“Anna. Come on now. You’ll have so much fun. You never do anything. Your practically older than me.”
“It’s just the way I am.” I jumped up onto the counter, a started to munch on Ritz crackers.
“Fine. Just think about it. I don’t want you to miss out on this. It’s a once in a lifetime experience.” She was throwing her rain coat on, and fumbled around the kitchen looking for her keys.
“Mom.” I hopped down off the counter and grabbed the keys that were hiding under the newspaper and gave them to her. “You go then.”
“I would if I could.” She laughed, and shut the door behind her.
Instead of going back upstairs, I lounged on the sofa. I could see the gray, rain filled sky, and the blurry streaks of red being made by passing car headlights, and the droplets of water splashing into puddles through the window. No matter where you went in Arkansas, the weather would be unpredictable. Just yesterday it was hot, and sunny.
Suddenly, I heard the door slam shut, and a man yelling my name. I realized I had fallen asleep on the coach.
“Anna! Arianna! Come, on!” I recognized the voice as my Uncle Jade.
“What? What’s wrong?”
“She’s fine. .but your Mom was in a car accident. Hurry up. Get your jacket on.”
My heart shattered into a million pieces. The pain of feeling totally helpless seared through every part of my body. Without processing it, I was tugging on my jacket, and running after my Uncle faster than I thought was possible. We were in his Jeep, and he was driving very fast.
“Where is she?” I asked, noticing that I was crying.
“She’s at National Park Medical Center. She’s doing fine right now, but I want to get back. She’s not waking up.”
His words raced across my mind, stabbing me with every syllable.
‘She’s not waking up.’.
“What does that mean?” I asked, and he quickly sucked in a deep breath.
“She may be in a comma. But they said that is normal when you have had a tragic experience because it’s a way the brain can help protect itself.”
“Will she wake up?”
“They assume she will once her body has time to work over what just happened.”
He pulled into the hospital parking lot, and held onto my shoulder as we walked over the road like he used to; when I was a child. “The stairs.” He said, and held the door open for me. As I looked up into his face, tears raced once again down mine. His eyes were red, and his lips were pulled into a straight line. I could tell he was in deep pain.
We raced up the stairs, him being taller, I had to take two at a time to keep up. As we reached the third landing, the air was cold, and the harsh environment of death seeped up around me, pulling me deeper into a state of helplessness. Uncle Jade was asking each nurse how my Mom was, and I stood there, surrounded by people, but felt completely alone.

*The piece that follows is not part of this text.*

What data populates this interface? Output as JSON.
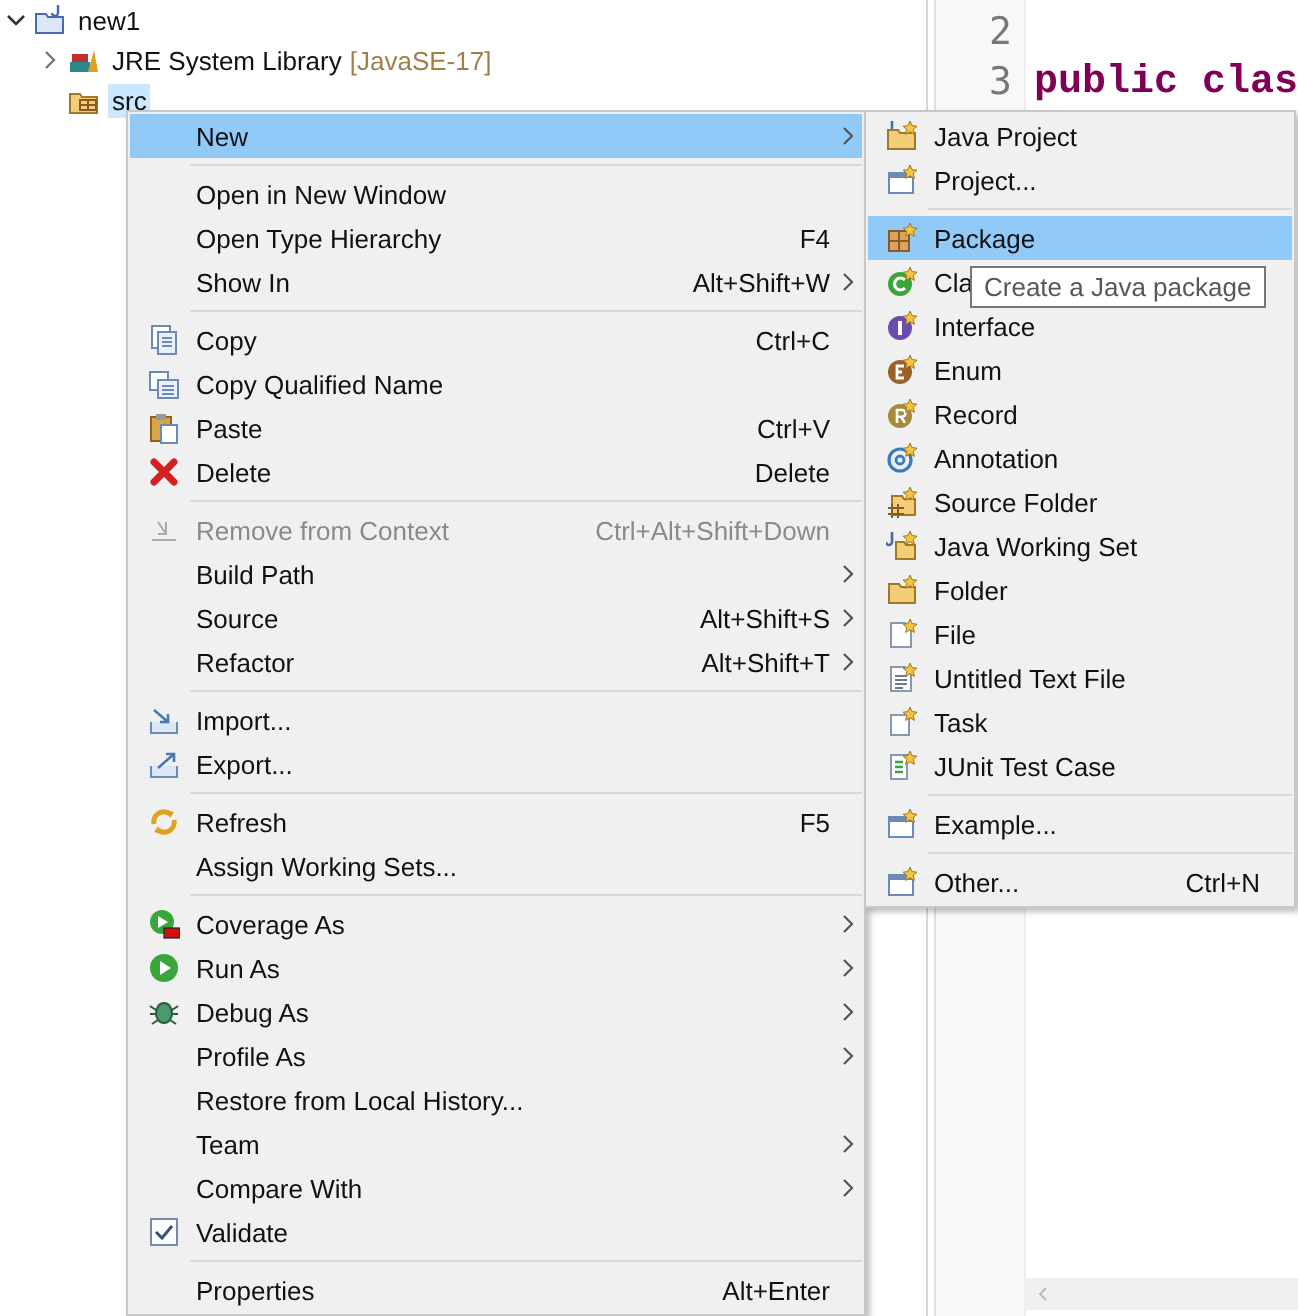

“Anna. You can sit right over there.” Uncle Jade said, pointing to a gray leather seat in the corner.
“No! I want to see her.” I yelled, refusing to be treated like a child. I was going to be there for my Mom. I always have been.
“Anna. Listen to me.” He placed both his hands on my shoulders. “Your Mom is not in good condition right now. I will let you know as soon as you can.”

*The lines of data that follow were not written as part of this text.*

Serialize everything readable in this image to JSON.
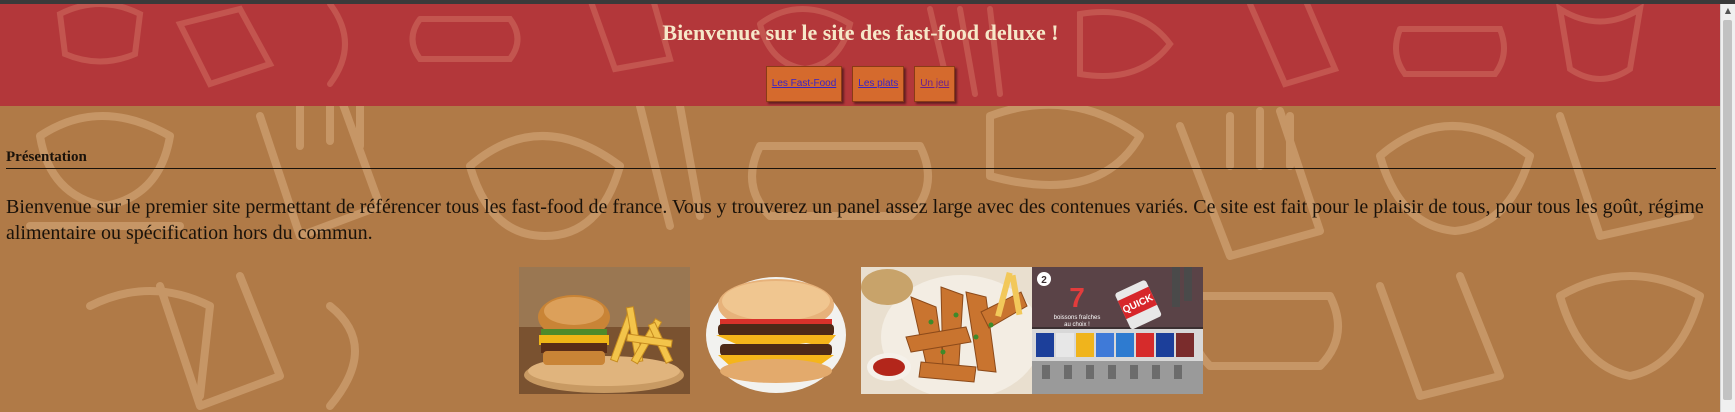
{
  "header": {
    "title": "Bienvenue sur le site des fast-food deluxe !",
    "nav": [
      {
        "label": "Les Fast-Food"
      },
      {
        "label": "Les plats"
      },
      {
        "label": "Un jeu"
      }
    ]
  },
  "main": {
    "section_title": "Présentation",
    "intro": "Bienvenue sur le premier site permettant de référencer tous les fast-food de france. Vous y trouverez un panel assez large avec des contenues variés. Ce site est fait pour le plaisir de tous, pour tous les goût, régime alimentaire ou spécification hors du commun.",
    "images": [
      {
        "name": "burger-and-fries-photo"
      },
      {
        "name": "double-cheeseburger-photo"
      },
      {
        "name": "potato-wedges-photo"
      },
      {
        "name": "soda-fountain-photo",
        "badge": "2",
        "big_number": "7",
        "caption_line1": "boissons fraîches",
        "caption_line2": "au choix !",
        "brand": "QUICK"
      }
    ]
  },
  "colors": {
    "header_bg": "#b3373a",
    "page_bg": "#b07a47",
    "title_text": "#f6e7c8",
    "nav_button": "#d56a2d",
    "link": "#3a24c4",
    "visited_link": "#6a1f8e"
  }
}
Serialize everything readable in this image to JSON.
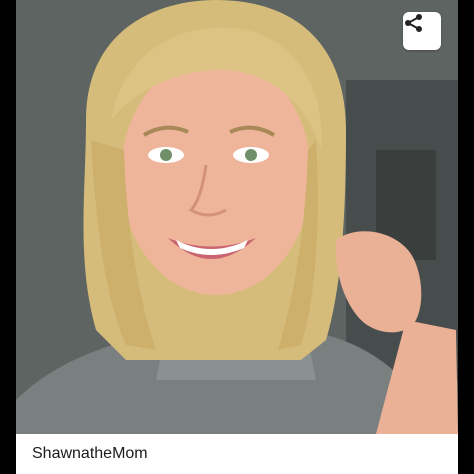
{
  "post": {
    "author": "ShawnatheMom",
    "image": {
      "subject": "portrait-photo"
    }
  },
  "actions": {
    "share_icon": "share-icon"
  },
  "colors": {
    "page_background": "#000000",
    "card_background": "#ffffff",
    "caption_text": "#1b1b1b",
    "share_icon": "#222222"
  }
}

“No! Uncle Jade. I do not want to be treated like a child! I am her daughter.” I shrugged out from under his hold, and ran into the room I saw the nurse he was talking to had pointed. The doors swung shut behind me, and I was in a room filled with injured people.
I could smell copper, and rust, which I had learned to translate into blood. I covered my mouth, searching for my Mom. I had just glimpsed her blonde hair when a young, male nurse grabbed my arm.
“You can’t be in here.” He said, and steered me back through the doors.
Uncle Jade was standing right in front of me, apparently arguing with a someone.
“Anna!” He said, and turned away from who now I realized was a nurse. As I saw him come closer to me with his arms open, all control was lost.
I fell into his embracing arms, and cried as hard as I could. He picked me up, and brought me over to the gray, leather chair. We sat there through the night, until finally I fell asleep.